I even helped lead the architecture and launch one of the features I’m most proud of as an engineer. The beginnings of a financial matching and reconciliation system.

You might notice these are heavily rose-tinted lenses I’m looking back with. And… they absolutely are. I want to avoid papering over what were really challenging times or the arguments and back and forth that happened. But… the rose-tinting is important to frame my feelings. It was hard, but it felt purposeful.

And then… in early 2021 it happened. We got bought.

Joining Coupa

The funniest trope in acquisitions is how you’re still following “the same mission” but with “increased scope and resources”. It’s a silly statement, and I get why it gets said, but the reality is that new owners will have new and different opinions about what they would like to see. That’s… the point of an acquisition. It gets said because the alternative would be pretty crappy, “we’re going to change what you were working on and cared about, and you'll need to deal with it”.

The alternative, in an ideal world, also just isn’t entirely true. Ideally, both companies would like for there to be an on-ramp to that change. Maybe eventually your product changes, but there would be a slow wind down where your systems/tools/beliefs get absorbed into the larger org.

But getting acquired was a shell shock. Logically, I recognized trying to have maintained an independent small travel business through 2021 and 2022 would have been absolute madness. But emotionally, I was completely invested in the problem we were trying to solve and the way we were attempting to solve it.

In that sense, it was shattering. It wasn’t just that an external source had taken away something I (and my close coworkers) had been striving for. It wasn’t just that it felt so fundamentally out of the blue. It was that it felt like we had gotten so many of the things about working together as an org, about problem-solving, about communicating really right. The thought I kept coming back to was “oh, we got about as close as you could to getting it right, and we still were absolutely meaningless in the face of all of that”.

Trying to manage through those emotions while being promoted to engineering manager (a personal goal I’d had for many years in my career) while adjusting to a new company, culture, and responsibilities, was honestly just too much. I was actually burnt out. The dichotomy of getting the thing I had wanted (becoming a manager) while also having the identity I had attached it to ripped away (Pana Guest Travel) was a ton to process while also doing a job. So I left.

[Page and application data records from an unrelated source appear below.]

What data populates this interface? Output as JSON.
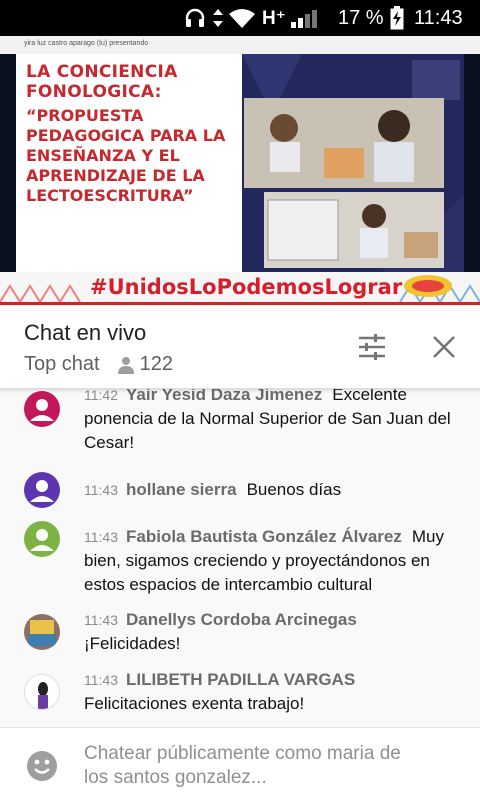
{
  "status_bar": {
    "network": "H⁺",
    "battery": "17 %",
    "time": "11:43"
  },
  "video": {
    "presenter_note": "yira luz castro aparago (tu) presentando",
    "slide_title": "LA CONCIENCIA FONOLOGICA:",
    "slide_subtitle": "“PROPUESTA PEDAGOGICA PARA LA ENSEÑANZA Y EL APRENDIZAJE DE LA LECTOESCRITURA”",
    "hashtag": "#UnidosLoPodemosLograr"
  },
  "chat": {
    "title": "Chat en vivo",
    "mode": "Top chat",
    "viewers": "122",
    "messages": [
      {
        "time": "11:42",
        "author": "Yair Yesid Daza Jimenez",
        "text": "Excelente ponencia de la Normal Superior de San Juan del Cesar!",
        "avatar_color": "#c2185b"
      },
      {
        "time": "11:43",
        "author": "hollane sierra",
        "text": "Buenos días",
        "avatar_color": "#5e35b1"
      },
      {
        "time": "11:43",
        "author": "Fabiola Bautista González Álvarez",
        "text": "Muy bien, sigamos creciendo y proyectándonos en estos espacios de intercambio cultural",
        "avatar_color": "#7cb342"
      },
      {
        "time": "11:43",
        "author": "Danellys Cordoba Arcinegas",
        "text": "¡Felicidades!",
        "avatar_color": "#8d6e63"
      },
      {
        "time": "11:43",
        "author": "LILIBETH PADILLA VARGAS",
        "text": "Felicitaciones exenta trabajo!",
        "avatar_color": "#ffffff"
      }
    ]
  },
  "input": {
    "placeholder": "Chatear públicamente como maria de los santos gonzalez..."
  }
}
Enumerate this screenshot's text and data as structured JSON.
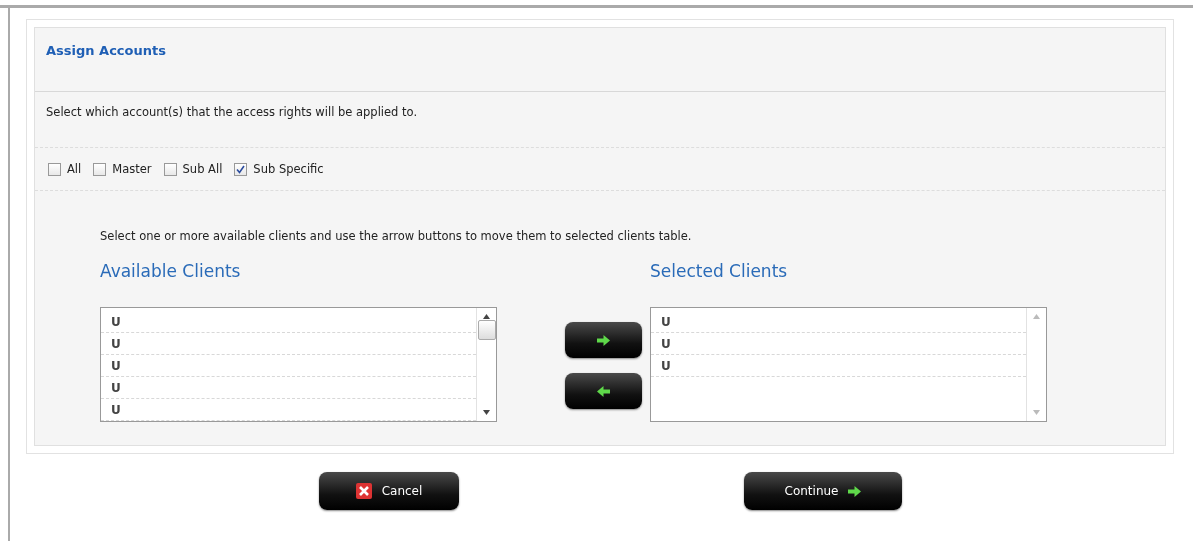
{
  "panel": {
    "title": "Assign Accounts",
    "description": "Select which account(s) that the access rights will be applied to.",
    "account_options": [
      {
        "label": "All",
        "checked": false
      },
      {
        "label": "Master",
        "checked": false
      },
      {
        "label": "Sub All",
        "checked": false
      },
      {
        "label": "Sub Specific",
        "checked": true
      }
    ],
    "instruction": "Select one or more available clients and use the arrow buttons to move them to selected clients table.",
    "available_clients": {
      "heading": "Available Clients",
      "scrollable": true,
      "items": [
        {
          "text": "U"
        },
        {
          "text": "U"
        },
        {
          "text": "U"
        },
        {
          "text": "U"
        },
        {
          "text": "U"
        }
      ]
    },
    "move_buttons": [
      {
        "kind": "add"
      },
      {
        "kind": "remove"
      }
    ],
    "selected_clients": {
      "heading": "Selected Clients",
      "scrollable": false,
      "items": [
        {
          "text": "U"
        },
        {
          "text": "U"
        },
        {
          "text": "U"
        }
      ]
    }
  },
  "buttons": [
    {
      "kind": "cancel",
      "label": "Cancel"
    },
    {
      "kind": "continue",
      "label": "Continue"
    }
  ]
}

Joining Guild

In mid-2021 I left Coupa, took a 2-week break (where my wife and I roadtripped back to the West Coast) and joined Guild Education, a company that felt way closer to my heart. Guild had a mission of helping people I was fully bought in on, it aligned with a close personal interest of mine (education). I assumed that rediscovering that sort of emotional alignment, while working at a company that seemed to have an incredible employee experience, would, honestly, resolve my burnout. I had taken myself out of the fire.

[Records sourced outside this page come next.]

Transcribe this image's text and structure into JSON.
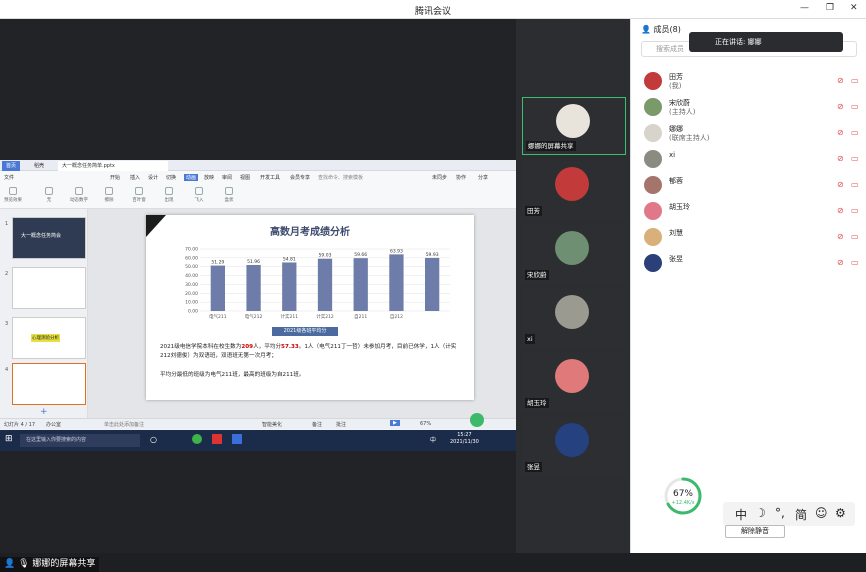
{
  "app": {
    "title": "腾讯会议"
  },
  "share_label": "娜娜的屏幕共享",
  "wps": {
    "tabs": [
      "首页",
      "稻壳",
      "大一概念任务简单.pptx"
    ],
    "menu": [
      "文件",
      "开始",
      "插入",
      "设计",
      "切换",
      "动画",
      "放映",
      "审阅",
      "视图",
      "开发工具",
      "会员专享"
    ],
    "active_menu": "动画",
    "search_placeholder": "查找命令、搜索模板",
    "actions": [
      "未同步",
      "协作",
      "分享"
    ],
    "ribbon_buttons": [
      "预览效果",
      "无",
      "动态数字",
      "擦除",
      "百叶窗",
      "出现",
      "飞入",
      "盒状"
    ],
    "slide_count": "幻灯片 4 / 17",
    "theme": "办公室",
    "zoom": "67%",
    "notes": "单击此处添加备注",
    "status_items": [
      "智能美化",
      "备注",
      "批注"
    ],
    "thumbs": [
      {
        "num": "1",
        "text": "大一概念任务简会"
      },
      {
        "num": "2",
        "text": ""
      },
      {
        "num": "3",
        "text": "心理测验分析"
      },
      {
        "num": "4",
        "text": ""
      }
    ]
  },
  "slide": {
    "title": "高数月考成绩分析",
    "caption": "2021级各班平均分",
    "para1_pre": "2021级电信学院本科在校生数为",
    "para1_n": "209",
    "para1_mid": "人，平均分",
    "para1_avg": "57.33",
    "para1_post": "。1人（电气211丁一哲）未参加月考，目前已休学，1人（计实212刘德俊）为双语班，双语班无第一次月考；",
    "para2": "平均分最低的班级为电气211班，最高的班级为自211班。"
  },
  "chart_data": {
    "type": "bar",
    "categories": [
      "电气211",
      "电气212",
      "计实211",
      "计实212",
      "自211",
      "自212"
    ],
    "values": [
      51.29,
      51.96,
      54.81,
      59.03,
      59.66,
      63.93,
      59.93
    ],
    "title": "",
    "xlabel": "",
    "ylabel": "",
    "ylim": [
      0,
      70
    ],
    "yticks": [
      "0.00",
      "10.00",
      "20.00",
      "30.00",
      "40.00",
      "50.00",
      "60.00",
      "70.00"
    ],
    "bar_color": "#6d7ca8",
    "grid": true
  },
  "taskbar": {
    "search_placeholder": "在这里输入你要搜索的内容",
    "time": "15:27",
    "date": "2021/11/30",
    "badge": "中"
  },
  "speaking": {
    "label": "正在讲话: 娜娜"
  },
  "members": {
    "title": "成员(8)",
    "search_placeholder": "搜索成员",
    "list": [
      {
        "name": "田芳",
        "role": "(我)",
        "color": "#c23a3a"
      },
      {
        "name": "宋欣蔚",
        "role": "(主持人)",
        "color": "#7a9a6a"
      },
      {
        "name": "娜娜",
        "role": "(联席主持人)",
        "color": "#d8d4cc"
      },
      {
        "name": "xi",
        "role": "",
        "color": "#8b8b82"
      },
      {
        "name": "郁蓉",
        "role": "",
        "color": "#a5746a"
      },
      {
        "name": "胡玉玲",
        "role": "",
        "color": "#e0788a"
      },
      {
        "name": "刘慧",
        "role": "",
        "color": "#d9b07a"
      },
      {
        "name": "张昱",
        "role": "",
        "color": "#2b3f78"
      }
    ]
  },
  "tiles": [
    {
      "name": "娜娜的屏幕共享",
      "color": "#e8e4dc"
    },
    {
      "name": "田芳",
      "color": "#c23a3a"
    },
    {
      "name": "宋欣蔚",
      "color": "#6e8f72"
    },
    {
      "name": "xi",
      "color": "#9a9a90"
    },
    {
      "name": "胡玉玲",
      "color": "#e07a7a"
    },
    {
      "name": "张昱",
      "color": "#26417f"
    }
  ],
  "network": {
    "percent": "67%",
    "speed": "+12.4K/s"
  },
  "ime": {
    "items": [
      "中",
      "☽",
      "°,",
      "简",
      "☺",
      "⚙"
    ]
  },
  "unmute_all": "解除静音"
}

And that’s when I realized I was completely and totally burnt out.

Usually when I start at a new company, I’m excited to jump in and start learning all the new things. Trying to get a better sense of what’s going on, how things work, and how I can start making a small but noticeable impact.

But at Guild, even though everyone was incredibly friendly, helpful, and patient, every time I tried to pick up new information I felt completely overwhelmed by the situation. I was confused by the terminology, by the flow of information, and by why everything that used to feel so natural felt so confusing. It was honestly completely disorienting.

So, I tried something new… I gave myself permission not to strive.

What Next

That’s all for this week! I wanted to focus on deep diving on the what and the why. Next week I’m going to dig into what recovery looked like, and why the Nike Running Club app became one of my go-to techniques.

This is continued in part 2 on recovering from burnout.